Analysis: The pharmaceutical industry, often seen as an obstruction is beginning to catch on and take a more meaningful role in reaching these goals. Industry is realizing the need to also communicate with the public about its involvement. For example, the International Federation of Pharmaceutical Manufacturers Associations (IFPMA) has prominently featured the SDGs as a key topic on its new website, and highlighted over  250 partnerships in sustainable development with industry member companies

  1. Childhood Obesity

Dr. Chen emphasized the dangers of junk food saying, “the marketing of junk food – particularly to children – has become a global phenomenon.” For example, in Australia, 58 percent of the average household’s food budget is spent on junk food. Additionally, The WHO informed attendees that worldwide today, 19,000 fewer children are dying every day and there’s been a 44 percent decrease in maternal mortality—a huge success. However, key challenges persist:

  • 1.9 billion children are overweight
  • 462 million children are underweight
  • 2 billion children are deficient in essential nutrition

Despite the substantial improvement, the delegates at the WHA agreed to implement two new health strategies linked to the Sustainable Development Goals. The first, The Global Strategy for Women’s, Children’s and Adolescents’ Health, builds a safeguard for women, children, and adolescents globally, to “survive and thrive” by 2030. This is an update to the 2010 Strategy that WHO has currently implemented. Their intention is to inspire political leaders and policy-makers to improve the health and lifestyles of women, children and adolescents as well as encouraging positive changes.

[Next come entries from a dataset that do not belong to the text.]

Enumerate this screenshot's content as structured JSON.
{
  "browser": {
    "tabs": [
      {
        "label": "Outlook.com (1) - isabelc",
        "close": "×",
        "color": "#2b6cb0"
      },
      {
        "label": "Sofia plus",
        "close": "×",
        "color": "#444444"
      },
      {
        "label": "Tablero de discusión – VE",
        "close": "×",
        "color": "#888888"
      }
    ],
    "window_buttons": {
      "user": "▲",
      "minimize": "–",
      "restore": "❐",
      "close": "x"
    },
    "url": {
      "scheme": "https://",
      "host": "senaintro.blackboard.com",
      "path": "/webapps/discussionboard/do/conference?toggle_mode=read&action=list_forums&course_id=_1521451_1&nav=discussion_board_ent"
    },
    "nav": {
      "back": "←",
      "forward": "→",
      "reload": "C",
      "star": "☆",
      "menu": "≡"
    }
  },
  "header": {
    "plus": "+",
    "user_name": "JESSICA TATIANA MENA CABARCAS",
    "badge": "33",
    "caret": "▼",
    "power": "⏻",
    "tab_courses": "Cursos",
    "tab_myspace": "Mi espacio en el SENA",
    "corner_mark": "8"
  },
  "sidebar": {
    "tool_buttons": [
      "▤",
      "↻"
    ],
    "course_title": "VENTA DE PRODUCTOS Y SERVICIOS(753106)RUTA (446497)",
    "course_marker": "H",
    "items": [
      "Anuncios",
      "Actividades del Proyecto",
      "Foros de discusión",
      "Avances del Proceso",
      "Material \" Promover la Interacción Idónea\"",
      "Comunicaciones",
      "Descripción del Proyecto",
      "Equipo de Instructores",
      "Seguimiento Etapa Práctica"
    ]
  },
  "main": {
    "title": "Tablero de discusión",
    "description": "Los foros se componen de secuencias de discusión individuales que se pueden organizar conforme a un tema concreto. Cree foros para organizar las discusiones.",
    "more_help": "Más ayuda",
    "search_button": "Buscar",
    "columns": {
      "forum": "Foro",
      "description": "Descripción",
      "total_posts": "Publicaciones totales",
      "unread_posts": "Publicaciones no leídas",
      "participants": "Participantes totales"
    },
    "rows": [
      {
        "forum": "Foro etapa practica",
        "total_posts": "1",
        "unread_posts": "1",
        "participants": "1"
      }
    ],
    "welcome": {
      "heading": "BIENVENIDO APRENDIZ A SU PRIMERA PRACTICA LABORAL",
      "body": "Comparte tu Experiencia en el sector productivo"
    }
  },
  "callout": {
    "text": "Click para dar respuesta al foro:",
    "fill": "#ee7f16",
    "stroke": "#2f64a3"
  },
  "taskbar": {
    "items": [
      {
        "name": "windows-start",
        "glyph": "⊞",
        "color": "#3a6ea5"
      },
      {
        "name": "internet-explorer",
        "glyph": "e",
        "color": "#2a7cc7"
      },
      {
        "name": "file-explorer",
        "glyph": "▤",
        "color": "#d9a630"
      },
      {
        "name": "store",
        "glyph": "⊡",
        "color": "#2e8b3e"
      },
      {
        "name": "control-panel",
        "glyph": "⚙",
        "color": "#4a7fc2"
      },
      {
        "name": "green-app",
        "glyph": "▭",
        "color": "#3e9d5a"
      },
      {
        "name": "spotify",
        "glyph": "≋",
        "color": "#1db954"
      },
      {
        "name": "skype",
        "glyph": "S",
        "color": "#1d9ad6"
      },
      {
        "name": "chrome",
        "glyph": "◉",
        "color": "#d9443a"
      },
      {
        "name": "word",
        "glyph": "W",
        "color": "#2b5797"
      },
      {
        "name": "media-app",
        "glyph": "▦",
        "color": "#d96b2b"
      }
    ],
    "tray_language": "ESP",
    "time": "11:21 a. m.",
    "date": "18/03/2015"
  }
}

Analysis: Since 2012, GLOBALHealthPR has spotlighted the lack of discussion around childhood obesity, and identified the opportunity to improve dialogues through digital conversations. It was refreshing to see this trend discussed openly at WHA this year. Now the focus shifts to Dr. Chan’s sharp comments about junk food. How will multinational food industry players respond and collaborate for solutions?

The role of communicators

Communications professionals who routinely serve clients in the pharmaceutical, biotech and consumer science industries should keep a finger on the pulse of what the global public health community is saying and doing. They also need to seek opportunities to share stories about the ways in which industry is working collectively to tackle these key health issues.

For in-house communications officials and marketers, building a dialogue with the public health community encourages awareness and provides the chance to bridge the gap between the public’s often negative perception of industry and the reality that the private sector can be a collaborative and action-oriented partner for global good.

Question: How else can we as communicators reinforce WHO’s efforts in spreading awareness of the key health challenges highlighted at the World Health Assembly?

 

About the Author:

Fabiana Cuellar is a Public Relations Intern at GLOBALHealthPR